Search the records for lines that contain the word "wxml". Copy them all.
** Raw data follows **
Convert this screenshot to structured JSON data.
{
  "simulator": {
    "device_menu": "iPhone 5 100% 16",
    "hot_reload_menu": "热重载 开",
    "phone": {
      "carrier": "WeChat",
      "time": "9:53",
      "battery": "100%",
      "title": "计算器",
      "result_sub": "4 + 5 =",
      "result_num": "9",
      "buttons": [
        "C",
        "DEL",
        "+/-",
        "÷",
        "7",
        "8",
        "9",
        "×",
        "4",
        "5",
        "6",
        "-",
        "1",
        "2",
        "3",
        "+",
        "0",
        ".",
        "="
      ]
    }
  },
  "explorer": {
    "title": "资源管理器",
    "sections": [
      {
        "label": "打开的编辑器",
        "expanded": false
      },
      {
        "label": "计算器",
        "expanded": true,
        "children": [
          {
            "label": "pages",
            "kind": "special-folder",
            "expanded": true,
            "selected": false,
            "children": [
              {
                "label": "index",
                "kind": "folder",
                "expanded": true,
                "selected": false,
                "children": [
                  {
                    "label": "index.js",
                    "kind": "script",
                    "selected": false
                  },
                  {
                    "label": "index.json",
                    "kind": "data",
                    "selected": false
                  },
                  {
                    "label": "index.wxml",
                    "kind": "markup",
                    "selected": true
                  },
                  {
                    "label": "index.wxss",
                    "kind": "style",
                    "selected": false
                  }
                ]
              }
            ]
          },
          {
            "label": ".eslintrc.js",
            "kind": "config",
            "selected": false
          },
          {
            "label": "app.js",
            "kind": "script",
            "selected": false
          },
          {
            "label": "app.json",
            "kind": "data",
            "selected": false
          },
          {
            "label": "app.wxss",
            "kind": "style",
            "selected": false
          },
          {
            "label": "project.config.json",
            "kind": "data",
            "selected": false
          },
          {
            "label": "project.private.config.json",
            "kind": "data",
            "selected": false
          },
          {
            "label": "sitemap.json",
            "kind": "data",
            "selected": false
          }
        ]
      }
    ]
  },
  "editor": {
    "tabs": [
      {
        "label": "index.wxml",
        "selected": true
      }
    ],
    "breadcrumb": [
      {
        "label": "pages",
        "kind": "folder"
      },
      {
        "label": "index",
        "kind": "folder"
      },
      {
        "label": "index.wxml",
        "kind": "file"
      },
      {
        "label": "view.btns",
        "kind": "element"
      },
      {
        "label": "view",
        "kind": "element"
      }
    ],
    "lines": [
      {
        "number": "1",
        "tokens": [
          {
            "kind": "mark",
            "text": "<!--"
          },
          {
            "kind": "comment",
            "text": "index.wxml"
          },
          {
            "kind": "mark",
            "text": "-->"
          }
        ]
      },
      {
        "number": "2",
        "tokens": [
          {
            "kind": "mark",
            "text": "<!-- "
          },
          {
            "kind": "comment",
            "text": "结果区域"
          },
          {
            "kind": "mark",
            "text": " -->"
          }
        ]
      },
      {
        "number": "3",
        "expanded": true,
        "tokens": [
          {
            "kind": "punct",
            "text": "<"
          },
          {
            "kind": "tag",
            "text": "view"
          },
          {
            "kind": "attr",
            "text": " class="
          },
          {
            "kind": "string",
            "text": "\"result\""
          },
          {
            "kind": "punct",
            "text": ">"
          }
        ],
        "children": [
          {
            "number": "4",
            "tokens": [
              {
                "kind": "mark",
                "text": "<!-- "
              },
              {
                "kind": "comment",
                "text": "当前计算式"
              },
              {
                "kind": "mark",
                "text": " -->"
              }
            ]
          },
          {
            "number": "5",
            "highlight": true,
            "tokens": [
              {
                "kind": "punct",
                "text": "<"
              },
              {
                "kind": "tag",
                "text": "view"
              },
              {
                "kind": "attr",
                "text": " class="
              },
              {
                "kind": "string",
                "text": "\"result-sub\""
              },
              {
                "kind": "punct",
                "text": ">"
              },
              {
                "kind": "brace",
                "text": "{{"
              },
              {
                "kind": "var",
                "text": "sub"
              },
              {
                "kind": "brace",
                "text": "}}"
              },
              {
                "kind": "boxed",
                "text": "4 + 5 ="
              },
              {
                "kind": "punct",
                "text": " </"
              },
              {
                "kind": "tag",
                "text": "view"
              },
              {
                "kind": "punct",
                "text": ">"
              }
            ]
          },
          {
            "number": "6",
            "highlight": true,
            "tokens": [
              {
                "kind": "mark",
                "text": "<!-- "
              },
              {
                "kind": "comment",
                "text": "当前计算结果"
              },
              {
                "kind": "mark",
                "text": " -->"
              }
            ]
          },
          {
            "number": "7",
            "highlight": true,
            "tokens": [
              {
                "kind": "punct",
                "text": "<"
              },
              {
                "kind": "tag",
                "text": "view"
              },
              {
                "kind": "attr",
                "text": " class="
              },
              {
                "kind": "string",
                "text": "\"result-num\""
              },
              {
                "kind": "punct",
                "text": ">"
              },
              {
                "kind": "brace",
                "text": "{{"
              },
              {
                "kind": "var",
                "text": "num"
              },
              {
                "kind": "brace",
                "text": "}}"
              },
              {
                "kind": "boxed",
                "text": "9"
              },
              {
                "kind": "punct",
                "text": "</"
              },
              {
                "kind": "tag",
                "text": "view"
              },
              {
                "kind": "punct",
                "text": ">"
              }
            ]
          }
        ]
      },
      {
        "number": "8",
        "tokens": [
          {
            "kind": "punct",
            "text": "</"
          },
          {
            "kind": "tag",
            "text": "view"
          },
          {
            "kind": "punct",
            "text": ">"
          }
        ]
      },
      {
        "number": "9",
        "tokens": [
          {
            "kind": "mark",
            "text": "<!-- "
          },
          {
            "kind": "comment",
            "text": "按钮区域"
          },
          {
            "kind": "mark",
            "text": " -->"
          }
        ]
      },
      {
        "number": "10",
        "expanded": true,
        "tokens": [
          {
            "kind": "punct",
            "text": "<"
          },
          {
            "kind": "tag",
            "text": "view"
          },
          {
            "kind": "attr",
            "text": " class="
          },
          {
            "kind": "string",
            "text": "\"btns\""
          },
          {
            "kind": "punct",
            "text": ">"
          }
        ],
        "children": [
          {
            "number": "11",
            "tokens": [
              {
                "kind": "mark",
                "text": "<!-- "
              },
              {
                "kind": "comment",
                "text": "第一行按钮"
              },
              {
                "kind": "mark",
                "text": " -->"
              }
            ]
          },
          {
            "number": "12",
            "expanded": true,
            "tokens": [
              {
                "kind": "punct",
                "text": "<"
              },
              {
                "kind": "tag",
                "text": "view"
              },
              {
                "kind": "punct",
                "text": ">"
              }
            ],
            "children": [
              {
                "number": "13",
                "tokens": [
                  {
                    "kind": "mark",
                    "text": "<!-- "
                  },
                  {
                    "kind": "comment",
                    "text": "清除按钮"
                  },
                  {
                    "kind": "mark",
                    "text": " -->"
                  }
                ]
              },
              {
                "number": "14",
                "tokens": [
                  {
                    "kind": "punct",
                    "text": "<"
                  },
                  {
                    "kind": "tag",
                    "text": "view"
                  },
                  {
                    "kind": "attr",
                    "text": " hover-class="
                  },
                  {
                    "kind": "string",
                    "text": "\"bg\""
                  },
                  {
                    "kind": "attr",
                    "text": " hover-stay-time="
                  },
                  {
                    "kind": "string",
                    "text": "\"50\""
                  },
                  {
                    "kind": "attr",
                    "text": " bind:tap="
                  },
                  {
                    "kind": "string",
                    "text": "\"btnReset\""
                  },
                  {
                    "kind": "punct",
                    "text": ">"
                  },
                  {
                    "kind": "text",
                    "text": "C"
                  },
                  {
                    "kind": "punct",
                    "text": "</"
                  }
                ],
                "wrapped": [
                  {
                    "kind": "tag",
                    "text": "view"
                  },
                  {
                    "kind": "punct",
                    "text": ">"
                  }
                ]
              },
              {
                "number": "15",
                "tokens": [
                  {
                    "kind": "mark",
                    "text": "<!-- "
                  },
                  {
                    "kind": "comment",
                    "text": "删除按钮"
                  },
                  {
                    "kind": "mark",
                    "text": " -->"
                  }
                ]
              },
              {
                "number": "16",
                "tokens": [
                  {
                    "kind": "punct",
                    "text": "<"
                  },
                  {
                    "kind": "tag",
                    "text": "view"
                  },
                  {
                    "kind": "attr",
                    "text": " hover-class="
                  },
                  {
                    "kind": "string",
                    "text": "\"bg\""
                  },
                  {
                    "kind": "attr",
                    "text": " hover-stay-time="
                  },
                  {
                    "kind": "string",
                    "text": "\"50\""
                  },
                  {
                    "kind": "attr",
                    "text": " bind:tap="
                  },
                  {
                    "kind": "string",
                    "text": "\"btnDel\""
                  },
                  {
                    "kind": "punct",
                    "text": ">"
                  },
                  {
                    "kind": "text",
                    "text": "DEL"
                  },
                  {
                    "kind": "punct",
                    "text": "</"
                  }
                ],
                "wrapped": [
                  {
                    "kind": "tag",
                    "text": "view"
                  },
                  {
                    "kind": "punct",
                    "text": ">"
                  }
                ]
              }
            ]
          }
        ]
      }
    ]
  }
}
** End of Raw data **
▶ Task result
                    "label": "index.wxml",
        "label": "index.wxml",
        "label": "index.wxml",
            "text": "index.wxml"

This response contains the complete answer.